(Task details)
Everything from the line containing "Give me the" through the last line of the listing below should be returned exactly, except for pictures.

(Data provided)
▶

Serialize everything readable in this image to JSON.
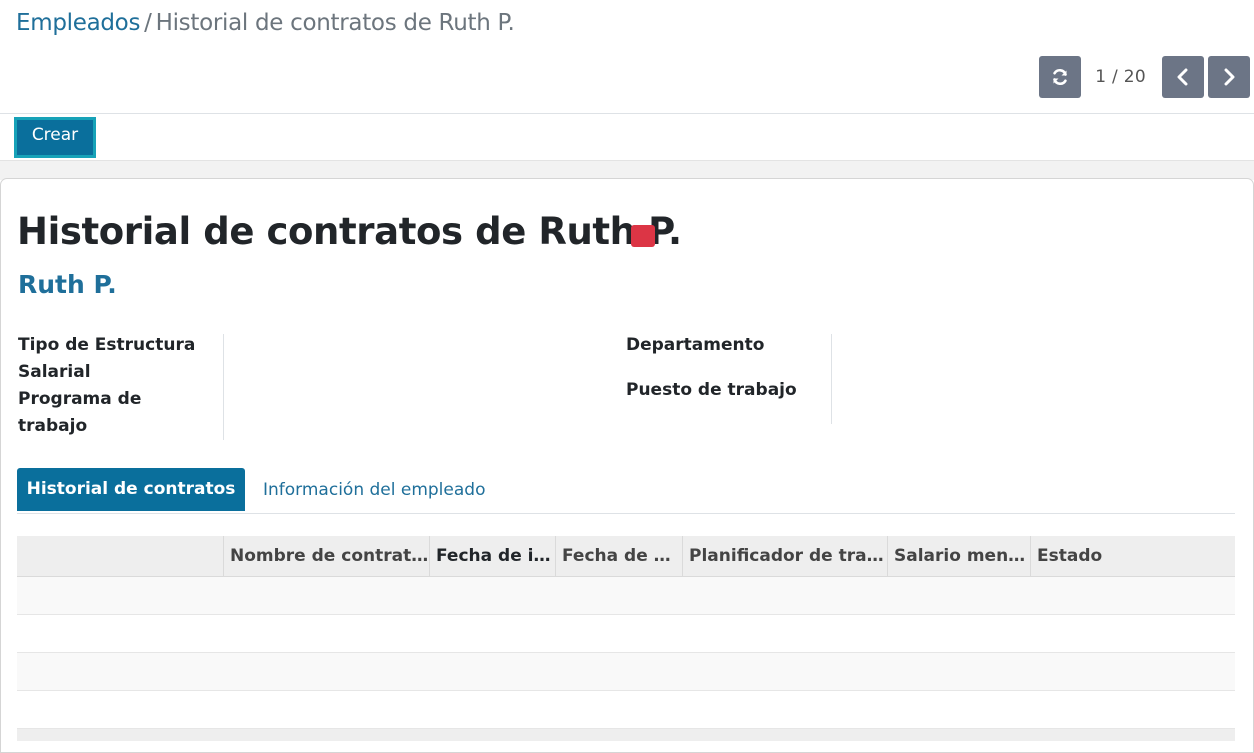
{
  "breadcrumb": {
    "parent": "Empleados",
    "separator": "/",
    "current": "Historial de contratos de Ruth P."
  },
  "pager": {
    "value": "1 / 20",
    "refresh_icon": "refresh-icon",
    "prev_icon": "chevron-left-icon",
    "next_icon": "chevron-right-icon"
  },
  "actions": {
    "create_label": "Crear"
  },
  "record": {
    "title": "Historial de contratos de Ruth P.",
    "status_color": "#dc3545",
    "employee": "Ruth P."
  },
  "fields": {
    "tipo_estructura": "Tipo de Estructura Salarial",
    "programa_trabajo": "Programa de trabajo",
    "departamento": "Departamento",
    "puesto_trabajo": "Puesto de trabajo"
  },
  "tabs": [
    {
      "label": "Historial de contratos",
      "active": true
    },
    {
      "label": "Información del empleado",
      "active": false
    }
  ],
  "table": {
    "columns": [
      "Nombre de contrat…",
      "Fecha de i…",
      "Fecha de fi…",
      "Planificador de trab…",
      "Salario mens…",
      "Estado"
    ],
    "rows": []
  },
  "colors": {
    "primary": "#0a6f9c",
    "link": "#1f6f9a",
    "focus_outline": "#17a2b8",
    "icon_button": "#6c7586"
  }
}
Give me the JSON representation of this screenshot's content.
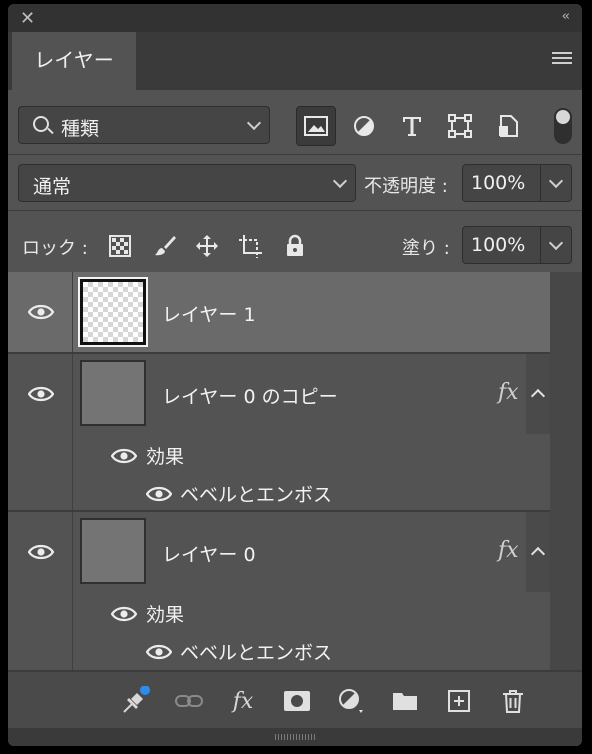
{
  "window": {
    "close_icon": "close-icon",
    "collapse_label": "‹‹"
  },
  "tab": {
    "label": "レイヤー"
  },
  "filter": {
    "kind_label": "種類",
    "icons": [
      "image-filter-icon",
      "adjustment-filter-icon",
      "type-filter-icon",
      "shape-filter-icon",
      "smart-object-filter-icon"
    ]
  },
  "blend": {
    "mode": "通常",
    "opacity_label": "不透明度 :",
    "opacity_value": "100%"
  },
  "lock": {
    "label": "ロック :",
    "fill_label": "塗り :",
    "fill_value": "100%"
  },
  "layers": [
    {
      "name": "レイヤー 1",
      "selected": true,
      "thumbnail": "transparent"
    },
    {
      "name": "レイヤー 0 のコピー",
      "fx": "fx",
      "effects_label": "効果",
      "effect": "ベベルとエンボス"
    },
    {
      "name": "レイヤー 0",
      "fx": "fx",
      "effects_label": "効果",
      "effect": "ベベルとエンボス"
    }
  ],
  "colors": {
    "panel": "#535353",
    "selected_row": "#6a6a6a",
    "badge": "#2d8ceb"
  }
}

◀

(Solution for this problem)
Give me the JSON representation of this screenshot's content.
{
  "window": {
    "close_icon": "close-icon",
    "collapse_label": "‹‹"
  },
  "tab": {
    "label": "レイヤー"
  },
  "filter": {
    "kind_label": "種類",
    "icons": [
      "image-filter-icon",
      "adjustment-filter-icon",
      "type-filter-icon",
      "shape-filter-icon",
      "smart-object-filter-icon"
    ]
  },
  "blend": {
    "mode": "通常",
    "opacity_label": "不透明度 :",
    "opacity_value": "100%"
  },
  "lock": {
    "label": "ロック :",
    "fill_label": "塗り :",
    "fill_value": "100%"
  },
  "layers": [
    {
      "name": "レイヤー 1",
      "selected": true,
      "thumbnail": "transparent"
    },
    {
      "name": "レイヤー 0 のコピー",
      "fx": "fx",
      "effects_label": "効果",
      "effect": "ベベルとエンボス"
    },
    {
      "name": "レイヤー 0",
      "fx": "fx",
      "effects_label": "効果",
      "effect": "ベベルとエンボス"
    }
  ],
  "colors": {
    "panel": "#535353",
    "selected_row": "#6a6a6a",
    "badge": "#2d8ceb"
  }
}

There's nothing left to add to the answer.